TASK DIRECTIONS
The string "What" appears in some lines of the entries that follow; copy each such line.

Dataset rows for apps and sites
++++++++++++++++++++

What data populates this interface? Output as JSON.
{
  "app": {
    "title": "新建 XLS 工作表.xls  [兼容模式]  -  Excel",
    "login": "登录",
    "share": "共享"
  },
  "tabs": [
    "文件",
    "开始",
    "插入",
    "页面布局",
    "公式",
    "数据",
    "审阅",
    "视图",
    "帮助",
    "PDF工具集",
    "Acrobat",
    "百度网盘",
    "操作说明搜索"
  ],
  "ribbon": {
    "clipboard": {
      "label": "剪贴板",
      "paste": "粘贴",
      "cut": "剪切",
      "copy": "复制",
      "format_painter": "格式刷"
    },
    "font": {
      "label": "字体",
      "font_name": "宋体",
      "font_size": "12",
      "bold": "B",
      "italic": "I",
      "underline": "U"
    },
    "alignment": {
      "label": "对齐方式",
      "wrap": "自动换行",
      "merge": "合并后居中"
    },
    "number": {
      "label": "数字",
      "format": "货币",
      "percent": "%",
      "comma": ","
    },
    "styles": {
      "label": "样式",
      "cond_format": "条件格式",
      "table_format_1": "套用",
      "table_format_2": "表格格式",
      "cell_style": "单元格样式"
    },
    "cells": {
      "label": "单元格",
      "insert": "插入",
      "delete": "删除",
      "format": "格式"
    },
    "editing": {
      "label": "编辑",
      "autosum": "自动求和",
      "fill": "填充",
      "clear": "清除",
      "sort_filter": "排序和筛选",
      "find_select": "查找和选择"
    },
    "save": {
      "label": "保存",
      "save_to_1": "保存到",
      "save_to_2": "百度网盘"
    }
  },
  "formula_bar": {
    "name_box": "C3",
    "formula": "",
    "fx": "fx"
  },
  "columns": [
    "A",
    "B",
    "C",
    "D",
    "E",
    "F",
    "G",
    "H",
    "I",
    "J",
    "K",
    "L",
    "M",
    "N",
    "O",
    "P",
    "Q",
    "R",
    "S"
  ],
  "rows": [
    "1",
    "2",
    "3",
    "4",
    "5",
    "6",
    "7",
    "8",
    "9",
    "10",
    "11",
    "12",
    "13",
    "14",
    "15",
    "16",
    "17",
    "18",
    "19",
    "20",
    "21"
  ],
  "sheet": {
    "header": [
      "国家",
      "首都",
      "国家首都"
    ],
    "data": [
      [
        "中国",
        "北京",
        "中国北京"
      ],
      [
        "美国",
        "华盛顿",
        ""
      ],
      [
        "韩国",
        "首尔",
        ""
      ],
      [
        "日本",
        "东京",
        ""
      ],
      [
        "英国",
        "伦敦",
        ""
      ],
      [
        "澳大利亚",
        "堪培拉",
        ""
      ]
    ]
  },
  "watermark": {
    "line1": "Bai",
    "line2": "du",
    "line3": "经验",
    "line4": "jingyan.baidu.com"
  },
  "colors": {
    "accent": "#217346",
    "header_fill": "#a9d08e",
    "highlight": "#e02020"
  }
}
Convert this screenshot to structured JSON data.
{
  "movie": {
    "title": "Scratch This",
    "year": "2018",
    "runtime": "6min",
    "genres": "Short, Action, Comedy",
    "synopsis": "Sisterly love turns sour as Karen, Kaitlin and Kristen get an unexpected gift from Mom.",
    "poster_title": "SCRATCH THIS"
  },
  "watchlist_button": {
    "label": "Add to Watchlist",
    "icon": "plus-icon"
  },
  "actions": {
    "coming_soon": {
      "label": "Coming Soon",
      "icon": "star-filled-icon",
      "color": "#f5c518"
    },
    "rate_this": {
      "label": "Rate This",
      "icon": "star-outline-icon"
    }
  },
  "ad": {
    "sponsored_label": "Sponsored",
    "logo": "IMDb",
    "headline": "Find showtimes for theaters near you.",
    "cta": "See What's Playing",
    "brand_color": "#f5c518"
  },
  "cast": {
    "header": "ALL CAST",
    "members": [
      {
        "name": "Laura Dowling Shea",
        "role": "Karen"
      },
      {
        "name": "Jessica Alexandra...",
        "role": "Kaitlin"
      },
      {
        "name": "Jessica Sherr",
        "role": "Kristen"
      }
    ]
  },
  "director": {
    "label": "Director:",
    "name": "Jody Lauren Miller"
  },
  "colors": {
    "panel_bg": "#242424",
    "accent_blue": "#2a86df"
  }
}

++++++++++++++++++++

OUTPUT BELOW
What data populates this interface? Output as JSON.
    "cta": "See What's Playing",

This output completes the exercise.